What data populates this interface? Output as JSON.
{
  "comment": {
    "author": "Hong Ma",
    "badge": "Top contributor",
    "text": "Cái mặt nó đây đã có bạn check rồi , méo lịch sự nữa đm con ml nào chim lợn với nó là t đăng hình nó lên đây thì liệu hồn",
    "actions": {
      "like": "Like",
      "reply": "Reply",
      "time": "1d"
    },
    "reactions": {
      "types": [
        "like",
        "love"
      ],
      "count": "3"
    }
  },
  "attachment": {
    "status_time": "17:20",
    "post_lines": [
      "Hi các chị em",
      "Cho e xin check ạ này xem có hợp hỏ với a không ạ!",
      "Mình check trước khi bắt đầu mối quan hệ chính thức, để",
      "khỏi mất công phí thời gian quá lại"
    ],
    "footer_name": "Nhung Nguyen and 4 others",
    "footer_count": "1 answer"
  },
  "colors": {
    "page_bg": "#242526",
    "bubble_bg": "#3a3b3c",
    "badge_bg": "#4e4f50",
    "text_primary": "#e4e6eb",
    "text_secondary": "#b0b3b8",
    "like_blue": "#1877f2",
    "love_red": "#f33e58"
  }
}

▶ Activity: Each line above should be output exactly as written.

▶ Your response:
What data populates this interface? Output as JSON.
{
  "comment": {
    "author": "Hong Ma",
    "badge": "Top contributor",
    "text": "Cái mặt nó đây đã có bạn check rồi , méo lịch sự nữa đm con ml nào chim lợn với nó là t đăng hình nó lên đây thì liệu hồn",
    "actions": {
      "like": "Like",
      "reply": "Reply",
      "time": "1d"
    },
    "reactions": {
      "types": [
        "like",
        "love"
      ],
      "count": "3"
    }
  },
  "attachment": {
    "status_time": "17:20",
    "post_lines": [
      "Hi các chị em",
      "Cho e xin check ạ này xem có hợp hỏ với a không ạ!",
      "Mình check trước khi bắt đầu mối quan hệ chính thức, để",
      "khỏi mất công phí thời gian quá lại"
    ],
    "footer_name": "Nhung Nguyen and 4 others",
    "footer_count": "1 answer"
  },
  "colors": {
    "page_bg": "#242526",
    "bubble_bg": "#3a3b3c",
    "badge_bg": "#4e4f50",
    "text_primary": "#e4e6eb",
    "text_secondary": "#b0b3b8",
    "like_blue": "#1877f2",
    "love_red": "#f33e58"
  }
}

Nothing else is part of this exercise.